*** Given information ***

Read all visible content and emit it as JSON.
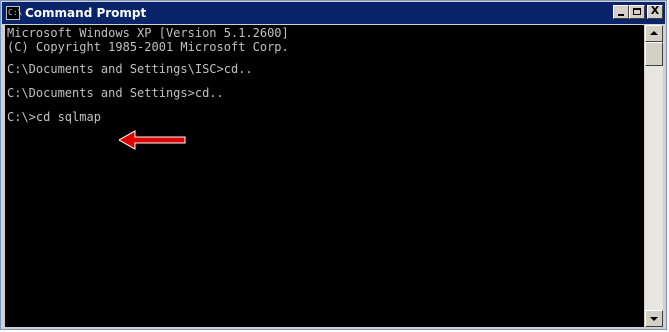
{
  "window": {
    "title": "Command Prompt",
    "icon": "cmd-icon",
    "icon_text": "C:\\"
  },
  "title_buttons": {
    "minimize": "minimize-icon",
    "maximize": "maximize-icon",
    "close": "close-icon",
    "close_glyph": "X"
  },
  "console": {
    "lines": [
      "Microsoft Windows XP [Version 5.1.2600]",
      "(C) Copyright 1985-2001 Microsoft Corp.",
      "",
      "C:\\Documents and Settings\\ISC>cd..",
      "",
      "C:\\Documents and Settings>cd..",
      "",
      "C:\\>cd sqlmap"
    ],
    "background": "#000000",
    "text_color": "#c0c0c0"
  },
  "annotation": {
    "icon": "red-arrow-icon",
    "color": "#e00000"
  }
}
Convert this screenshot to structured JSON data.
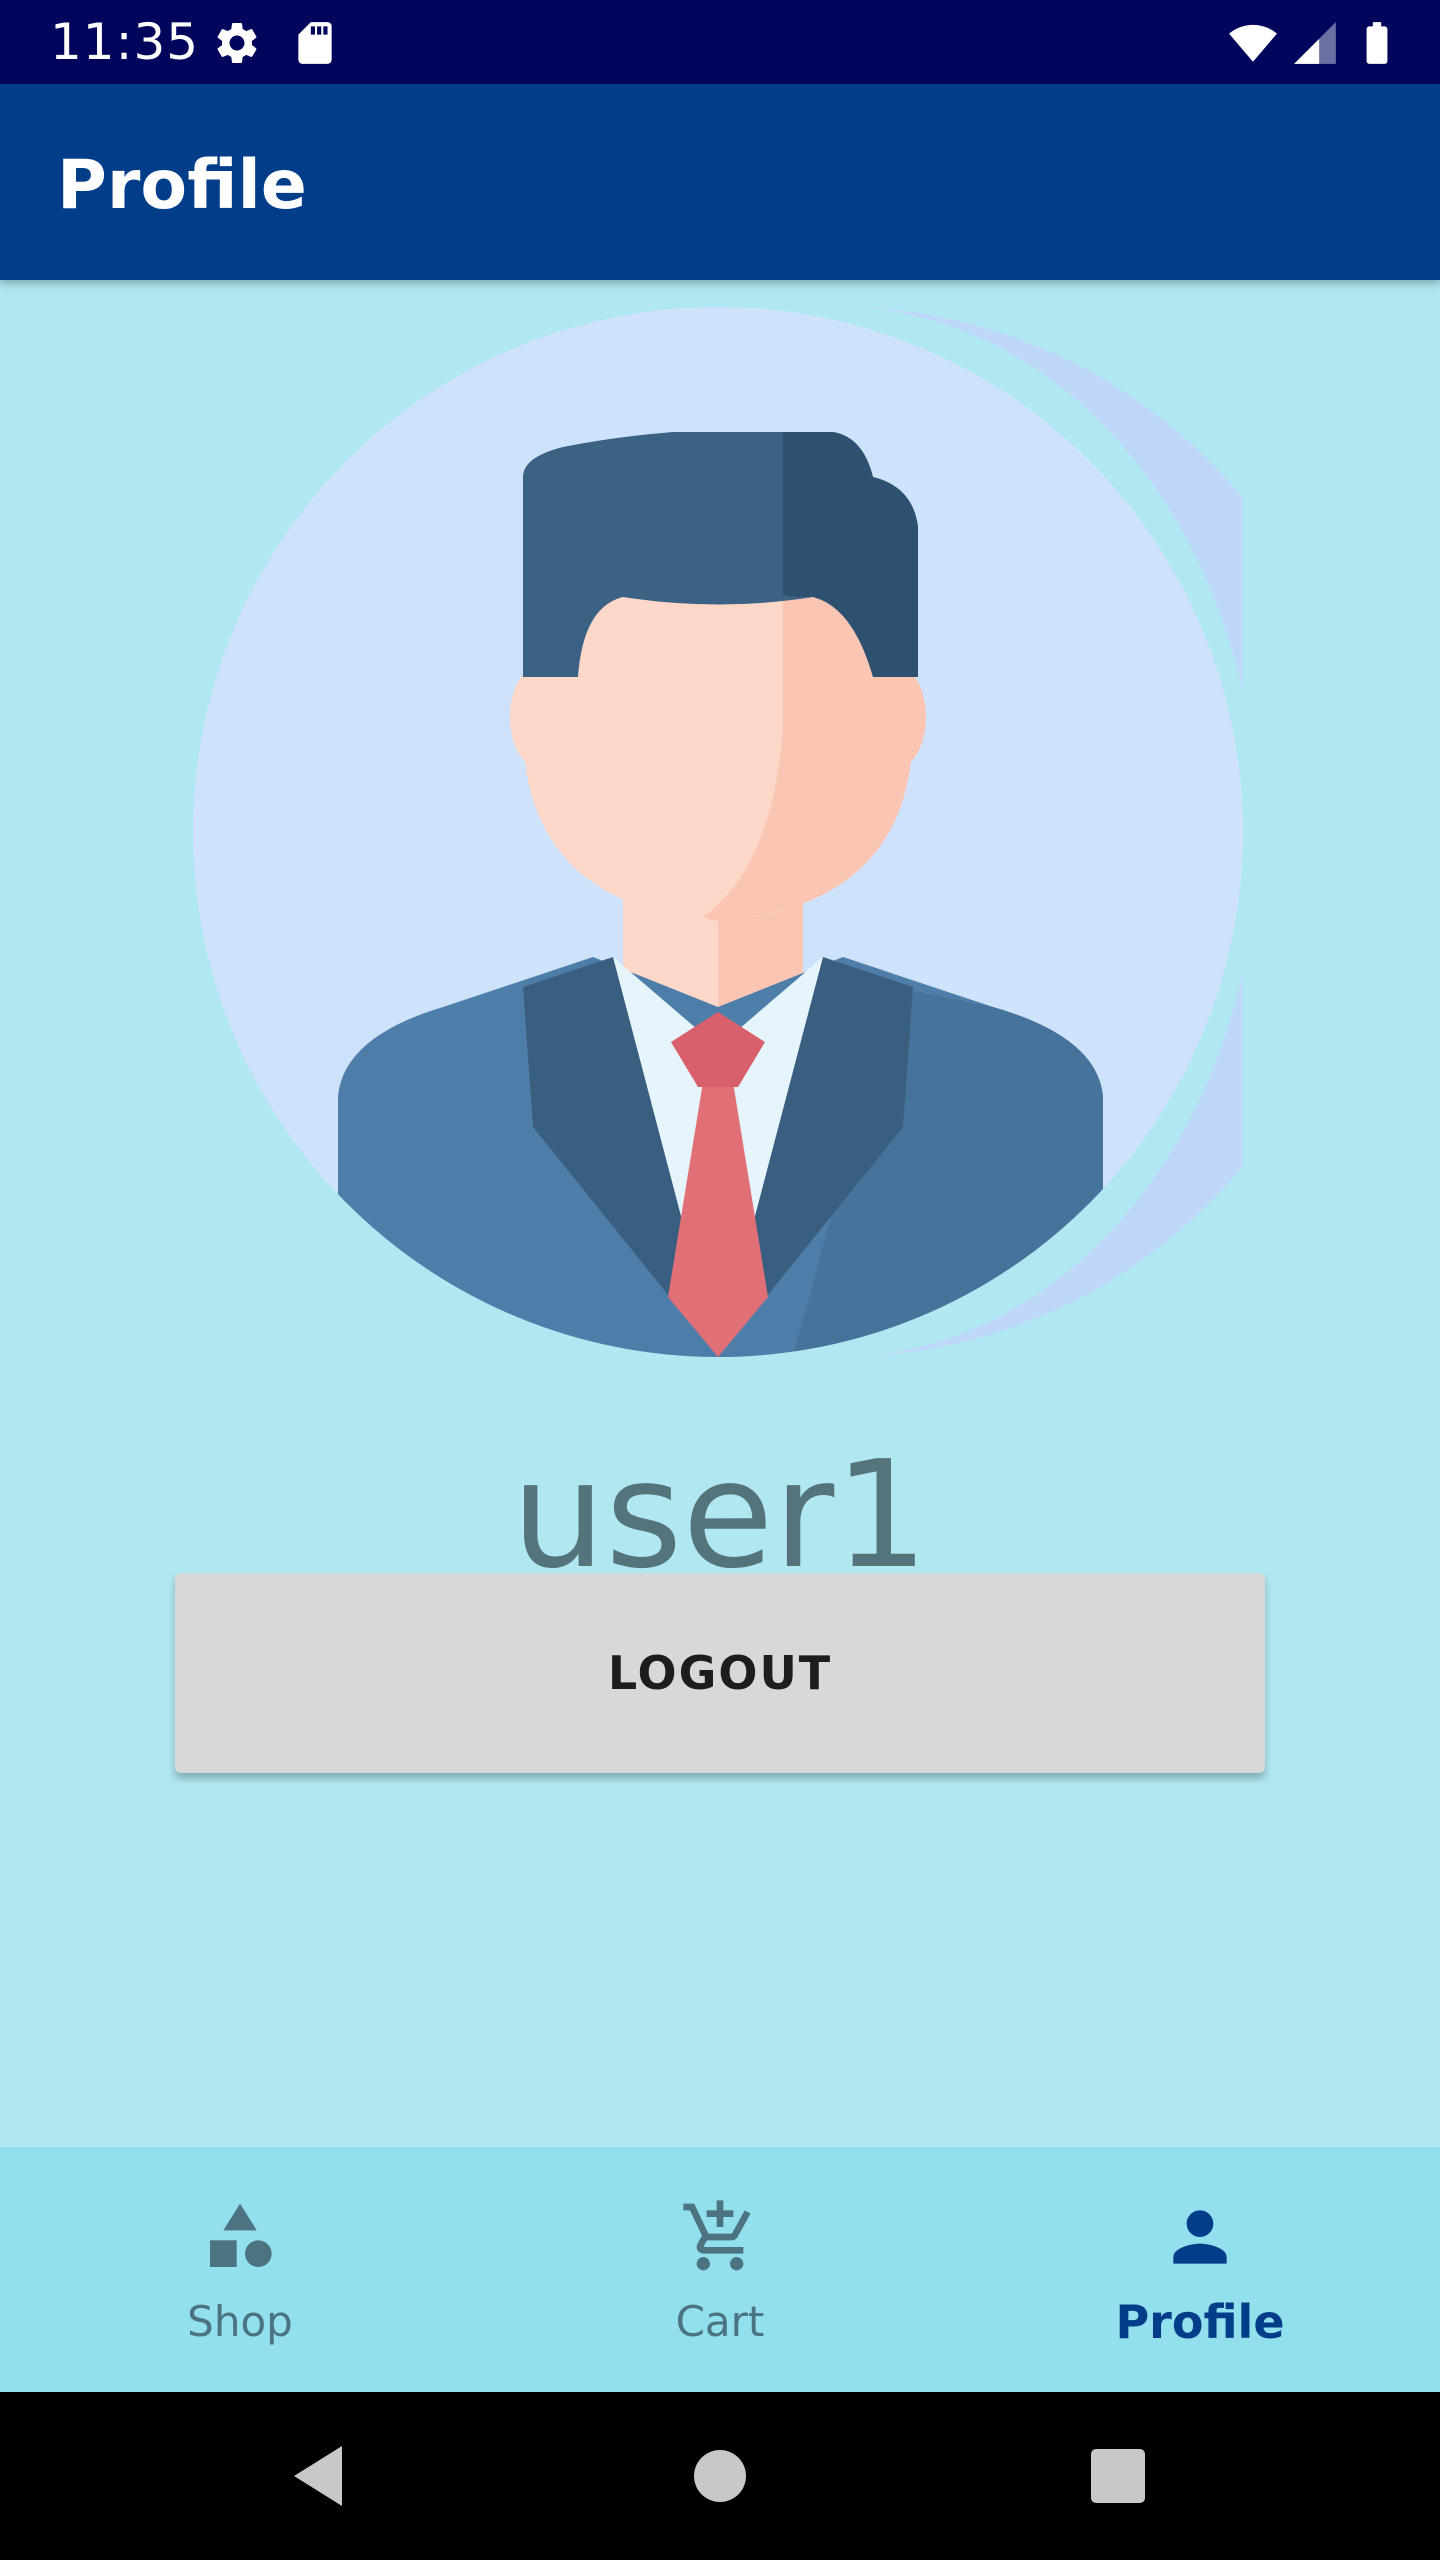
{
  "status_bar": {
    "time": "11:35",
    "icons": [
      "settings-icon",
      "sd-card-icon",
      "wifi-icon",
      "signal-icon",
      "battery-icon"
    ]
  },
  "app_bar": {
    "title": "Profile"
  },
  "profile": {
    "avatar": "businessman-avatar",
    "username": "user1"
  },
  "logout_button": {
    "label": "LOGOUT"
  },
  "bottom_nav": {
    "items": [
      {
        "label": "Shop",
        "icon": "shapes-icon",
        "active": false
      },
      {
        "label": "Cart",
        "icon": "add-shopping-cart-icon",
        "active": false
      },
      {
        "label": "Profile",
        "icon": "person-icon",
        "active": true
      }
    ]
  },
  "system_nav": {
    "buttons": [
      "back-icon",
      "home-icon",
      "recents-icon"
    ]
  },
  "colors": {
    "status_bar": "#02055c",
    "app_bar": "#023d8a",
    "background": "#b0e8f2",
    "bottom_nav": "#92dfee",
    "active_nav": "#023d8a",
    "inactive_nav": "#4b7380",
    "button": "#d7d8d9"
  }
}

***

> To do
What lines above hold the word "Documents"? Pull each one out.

> Task response
      "C:\\Documents and Settings\\ISC>cd..",
      "C:\\Documents and Settings>cd..",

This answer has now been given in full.